## Task data:
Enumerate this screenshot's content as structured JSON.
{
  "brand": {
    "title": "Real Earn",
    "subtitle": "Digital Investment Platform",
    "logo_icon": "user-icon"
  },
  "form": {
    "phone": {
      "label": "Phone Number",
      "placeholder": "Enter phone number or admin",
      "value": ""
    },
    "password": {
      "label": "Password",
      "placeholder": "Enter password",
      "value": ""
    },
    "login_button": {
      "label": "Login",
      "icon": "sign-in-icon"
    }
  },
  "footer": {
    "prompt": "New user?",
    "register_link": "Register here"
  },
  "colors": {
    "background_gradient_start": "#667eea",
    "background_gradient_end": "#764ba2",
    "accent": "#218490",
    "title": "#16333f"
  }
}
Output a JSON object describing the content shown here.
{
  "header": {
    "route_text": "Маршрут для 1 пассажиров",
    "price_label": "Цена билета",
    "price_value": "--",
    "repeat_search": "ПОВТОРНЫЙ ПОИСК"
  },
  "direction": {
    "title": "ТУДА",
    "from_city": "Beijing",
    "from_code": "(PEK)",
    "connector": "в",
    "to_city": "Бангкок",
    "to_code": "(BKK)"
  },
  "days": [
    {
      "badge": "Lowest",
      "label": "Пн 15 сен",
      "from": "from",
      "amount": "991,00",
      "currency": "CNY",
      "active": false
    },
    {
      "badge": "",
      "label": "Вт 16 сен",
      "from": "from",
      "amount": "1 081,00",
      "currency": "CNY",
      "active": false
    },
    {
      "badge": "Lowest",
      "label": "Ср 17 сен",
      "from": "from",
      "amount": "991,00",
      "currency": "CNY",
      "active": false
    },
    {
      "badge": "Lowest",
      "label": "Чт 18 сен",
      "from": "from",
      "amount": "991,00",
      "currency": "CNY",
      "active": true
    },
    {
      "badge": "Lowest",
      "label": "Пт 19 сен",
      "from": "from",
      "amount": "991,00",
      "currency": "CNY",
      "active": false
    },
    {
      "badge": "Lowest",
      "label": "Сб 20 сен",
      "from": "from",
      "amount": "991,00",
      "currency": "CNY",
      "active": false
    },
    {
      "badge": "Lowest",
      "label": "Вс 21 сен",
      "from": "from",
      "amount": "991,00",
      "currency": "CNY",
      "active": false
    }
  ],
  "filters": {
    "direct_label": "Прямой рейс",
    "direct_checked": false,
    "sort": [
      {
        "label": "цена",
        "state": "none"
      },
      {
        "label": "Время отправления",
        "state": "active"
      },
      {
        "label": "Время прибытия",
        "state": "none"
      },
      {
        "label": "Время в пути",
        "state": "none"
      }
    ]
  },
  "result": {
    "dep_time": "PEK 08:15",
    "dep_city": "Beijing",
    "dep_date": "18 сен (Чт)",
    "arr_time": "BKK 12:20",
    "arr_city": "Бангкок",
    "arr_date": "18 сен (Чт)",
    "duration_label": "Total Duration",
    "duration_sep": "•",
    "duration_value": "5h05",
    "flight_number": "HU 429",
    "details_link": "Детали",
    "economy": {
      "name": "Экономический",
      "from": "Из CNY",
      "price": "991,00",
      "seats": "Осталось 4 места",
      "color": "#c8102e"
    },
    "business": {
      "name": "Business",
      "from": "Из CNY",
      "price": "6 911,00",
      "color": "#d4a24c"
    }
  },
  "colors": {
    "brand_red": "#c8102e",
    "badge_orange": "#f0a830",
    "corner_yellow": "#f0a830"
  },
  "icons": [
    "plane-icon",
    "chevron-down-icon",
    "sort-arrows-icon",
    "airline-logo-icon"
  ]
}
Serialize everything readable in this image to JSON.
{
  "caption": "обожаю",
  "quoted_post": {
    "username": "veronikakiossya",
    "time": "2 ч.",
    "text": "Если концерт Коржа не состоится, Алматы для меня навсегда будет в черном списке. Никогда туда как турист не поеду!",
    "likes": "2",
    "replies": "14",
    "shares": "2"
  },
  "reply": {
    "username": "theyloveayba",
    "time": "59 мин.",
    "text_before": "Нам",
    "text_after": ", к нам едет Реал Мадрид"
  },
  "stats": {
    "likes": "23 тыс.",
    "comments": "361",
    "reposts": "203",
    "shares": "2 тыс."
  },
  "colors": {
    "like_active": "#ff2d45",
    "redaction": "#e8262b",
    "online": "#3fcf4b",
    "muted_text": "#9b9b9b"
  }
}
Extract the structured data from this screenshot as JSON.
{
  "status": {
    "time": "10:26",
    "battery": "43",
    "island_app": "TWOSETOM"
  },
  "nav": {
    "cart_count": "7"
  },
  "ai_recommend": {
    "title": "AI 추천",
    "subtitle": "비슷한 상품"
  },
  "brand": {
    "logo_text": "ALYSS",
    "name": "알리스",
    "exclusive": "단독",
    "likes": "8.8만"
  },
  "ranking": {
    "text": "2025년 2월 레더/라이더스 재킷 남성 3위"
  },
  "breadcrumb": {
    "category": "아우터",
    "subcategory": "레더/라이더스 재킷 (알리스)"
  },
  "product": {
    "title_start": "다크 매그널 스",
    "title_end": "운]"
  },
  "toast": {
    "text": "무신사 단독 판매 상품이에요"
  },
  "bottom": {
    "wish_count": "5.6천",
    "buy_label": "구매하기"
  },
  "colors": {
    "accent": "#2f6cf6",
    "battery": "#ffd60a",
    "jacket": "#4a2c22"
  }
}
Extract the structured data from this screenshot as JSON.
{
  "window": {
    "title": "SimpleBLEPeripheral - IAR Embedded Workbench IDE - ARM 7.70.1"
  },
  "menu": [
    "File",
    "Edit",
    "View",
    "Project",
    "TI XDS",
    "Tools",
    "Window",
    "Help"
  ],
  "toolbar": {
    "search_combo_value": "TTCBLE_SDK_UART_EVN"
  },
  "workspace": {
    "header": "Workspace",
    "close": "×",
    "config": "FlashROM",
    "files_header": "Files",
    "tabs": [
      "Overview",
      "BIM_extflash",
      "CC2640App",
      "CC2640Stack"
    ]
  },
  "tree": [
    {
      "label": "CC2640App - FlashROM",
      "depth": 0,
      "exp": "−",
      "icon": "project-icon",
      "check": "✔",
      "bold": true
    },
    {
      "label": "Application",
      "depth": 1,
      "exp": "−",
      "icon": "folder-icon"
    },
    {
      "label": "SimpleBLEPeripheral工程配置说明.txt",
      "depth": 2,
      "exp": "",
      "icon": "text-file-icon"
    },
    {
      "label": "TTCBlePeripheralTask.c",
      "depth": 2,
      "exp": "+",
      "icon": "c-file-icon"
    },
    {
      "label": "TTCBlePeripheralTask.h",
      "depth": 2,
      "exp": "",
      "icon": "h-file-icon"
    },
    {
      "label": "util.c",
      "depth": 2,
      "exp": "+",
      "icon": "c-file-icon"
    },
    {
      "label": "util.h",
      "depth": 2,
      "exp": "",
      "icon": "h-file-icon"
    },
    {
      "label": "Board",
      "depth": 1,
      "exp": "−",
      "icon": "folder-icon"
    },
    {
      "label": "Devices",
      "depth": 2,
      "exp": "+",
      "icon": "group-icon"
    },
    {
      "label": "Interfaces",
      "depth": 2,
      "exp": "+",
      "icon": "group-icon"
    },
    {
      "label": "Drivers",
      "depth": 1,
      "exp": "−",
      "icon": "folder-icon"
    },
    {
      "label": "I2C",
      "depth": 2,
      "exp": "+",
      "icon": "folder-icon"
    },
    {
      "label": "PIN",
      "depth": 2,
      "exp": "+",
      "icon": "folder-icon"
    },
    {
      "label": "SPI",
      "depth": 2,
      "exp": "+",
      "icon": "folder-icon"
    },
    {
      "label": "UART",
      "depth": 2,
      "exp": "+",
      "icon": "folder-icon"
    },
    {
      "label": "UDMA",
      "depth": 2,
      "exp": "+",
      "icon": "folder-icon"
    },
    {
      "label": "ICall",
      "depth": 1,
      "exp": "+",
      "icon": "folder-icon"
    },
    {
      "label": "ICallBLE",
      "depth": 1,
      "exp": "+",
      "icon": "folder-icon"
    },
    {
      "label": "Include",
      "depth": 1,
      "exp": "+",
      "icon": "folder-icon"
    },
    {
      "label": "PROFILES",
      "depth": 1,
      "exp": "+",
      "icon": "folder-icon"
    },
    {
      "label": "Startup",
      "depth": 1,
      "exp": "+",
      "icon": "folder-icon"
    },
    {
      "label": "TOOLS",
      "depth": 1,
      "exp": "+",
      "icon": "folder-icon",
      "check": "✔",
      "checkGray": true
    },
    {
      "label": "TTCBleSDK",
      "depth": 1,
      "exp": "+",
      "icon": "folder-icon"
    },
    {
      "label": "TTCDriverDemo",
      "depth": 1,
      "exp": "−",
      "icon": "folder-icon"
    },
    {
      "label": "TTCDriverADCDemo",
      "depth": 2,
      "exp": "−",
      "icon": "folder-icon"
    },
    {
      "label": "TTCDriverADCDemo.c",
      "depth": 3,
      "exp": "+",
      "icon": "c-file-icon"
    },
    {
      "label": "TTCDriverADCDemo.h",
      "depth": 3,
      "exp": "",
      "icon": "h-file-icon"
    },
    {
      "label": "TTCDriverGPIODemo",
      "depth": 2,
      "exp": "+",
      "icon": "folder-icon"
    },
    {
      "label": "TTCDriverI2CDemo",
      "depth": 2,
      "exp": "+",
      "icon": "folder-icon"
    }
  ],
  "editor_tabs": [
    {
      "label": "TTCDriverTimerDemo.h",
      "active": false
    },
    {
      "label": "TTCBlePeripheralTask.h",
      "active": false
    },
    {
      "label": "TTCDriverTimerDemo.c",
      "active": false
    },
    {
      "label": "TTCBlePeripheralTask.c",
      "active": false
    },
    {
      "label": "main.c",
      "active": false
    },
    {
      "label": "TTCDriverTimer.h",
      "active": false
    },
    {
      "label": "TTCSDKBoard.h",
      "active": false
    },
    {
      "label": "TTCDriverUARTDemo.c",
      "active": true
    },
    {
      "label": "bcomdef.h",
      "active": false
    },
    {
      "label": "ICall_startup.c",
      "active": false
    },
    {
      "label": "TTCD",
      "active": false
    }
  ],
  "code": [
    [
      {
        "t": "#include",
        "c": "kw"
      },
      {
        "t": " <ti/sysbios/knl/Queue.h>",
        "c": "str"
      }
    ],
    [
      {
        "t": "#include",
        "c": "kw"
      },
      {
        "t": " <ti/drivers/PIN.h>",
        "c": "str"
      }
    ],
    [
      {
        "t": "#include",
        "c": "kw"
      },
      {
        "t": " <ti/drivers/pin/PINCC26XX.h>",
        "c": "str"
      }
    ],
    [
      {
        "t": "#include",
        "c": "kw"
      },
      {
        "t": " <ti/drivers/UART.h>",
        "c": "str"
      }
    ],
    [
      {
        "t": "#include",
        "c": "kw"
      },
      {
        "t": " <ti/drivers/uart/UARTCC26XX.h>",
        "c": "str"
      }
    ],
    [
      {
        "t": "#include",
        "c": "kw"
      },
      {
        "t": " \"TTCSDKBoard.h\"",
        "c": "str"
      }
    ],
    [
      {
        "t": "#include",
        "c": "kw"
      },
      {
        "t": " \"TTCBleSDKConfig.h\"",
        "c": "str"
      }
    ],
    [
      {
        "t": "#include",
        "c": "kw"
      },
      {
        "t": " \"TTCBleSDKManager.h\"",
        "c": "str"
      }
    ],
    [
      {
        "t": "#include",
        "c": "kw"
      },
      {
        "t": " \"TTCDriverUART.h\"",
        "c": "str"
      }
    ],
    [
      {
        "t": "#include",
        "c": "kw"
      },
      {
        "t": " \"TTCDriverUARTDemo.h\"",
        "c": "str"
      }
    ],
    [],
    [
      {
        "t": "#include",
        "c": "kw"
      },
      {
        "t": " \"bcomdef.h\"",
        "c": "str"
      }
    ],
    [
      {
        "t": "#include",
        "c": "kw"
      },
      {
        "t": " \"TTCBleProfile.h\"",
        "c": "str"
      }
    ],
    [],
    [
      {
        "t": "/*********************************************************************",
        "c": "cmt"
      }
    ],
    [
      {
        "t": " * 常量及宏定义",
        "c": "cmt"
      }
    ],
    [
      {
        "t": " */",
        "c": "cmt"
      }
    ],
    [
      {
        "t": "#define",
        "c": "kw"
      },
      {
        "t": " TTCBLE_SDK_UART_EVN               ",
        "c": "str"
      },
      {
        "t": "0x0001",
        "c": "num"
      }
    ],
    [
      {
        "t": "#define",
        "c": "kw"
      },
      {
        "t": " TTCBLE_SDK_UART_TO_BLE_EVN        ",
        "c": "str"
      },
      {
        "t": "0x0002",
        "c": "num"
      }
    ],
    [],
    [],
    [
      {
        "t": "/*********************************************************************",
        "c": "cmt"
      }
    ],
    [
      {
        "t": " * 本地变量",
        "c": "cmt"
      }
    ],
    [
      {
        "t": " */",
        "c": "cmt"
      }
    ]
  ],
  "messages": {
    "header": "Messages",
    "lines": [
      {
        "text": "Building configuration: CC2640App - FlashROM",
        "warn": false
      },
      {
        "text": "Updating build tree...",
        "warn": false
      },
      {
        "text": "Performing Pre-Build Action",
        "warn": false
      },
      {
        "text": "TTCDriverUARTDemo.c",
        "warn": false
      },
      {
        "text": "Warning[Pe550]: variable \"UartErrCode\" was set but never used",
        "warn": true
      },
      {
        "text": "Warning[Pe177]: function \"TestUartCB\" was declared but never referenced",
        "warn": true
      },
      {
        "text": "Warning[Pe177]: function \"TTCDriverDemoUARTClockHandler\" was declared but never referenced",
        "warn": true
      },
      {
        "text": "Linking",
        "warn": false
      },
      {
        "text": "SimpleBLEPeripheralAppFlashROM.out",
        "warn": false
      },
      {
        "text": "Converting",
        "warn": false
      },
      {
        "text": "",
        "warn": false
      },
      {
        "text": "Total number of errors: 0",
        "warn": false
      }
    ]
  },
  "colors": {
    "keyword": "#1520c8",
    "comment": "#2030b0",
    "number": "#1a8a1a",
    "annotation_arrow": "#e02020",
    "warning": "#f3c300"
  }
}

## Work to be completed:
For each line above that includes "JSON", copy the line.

## Reply to the exercise:
Enumerate this screenshot's content as structured JSON.
Output a JSON object describing the content shown here.
Serialize everything readable in this image to JSON.
Extract the structured data from this screenshot as JSON.
Extract the structured data from this screenshot as JSON.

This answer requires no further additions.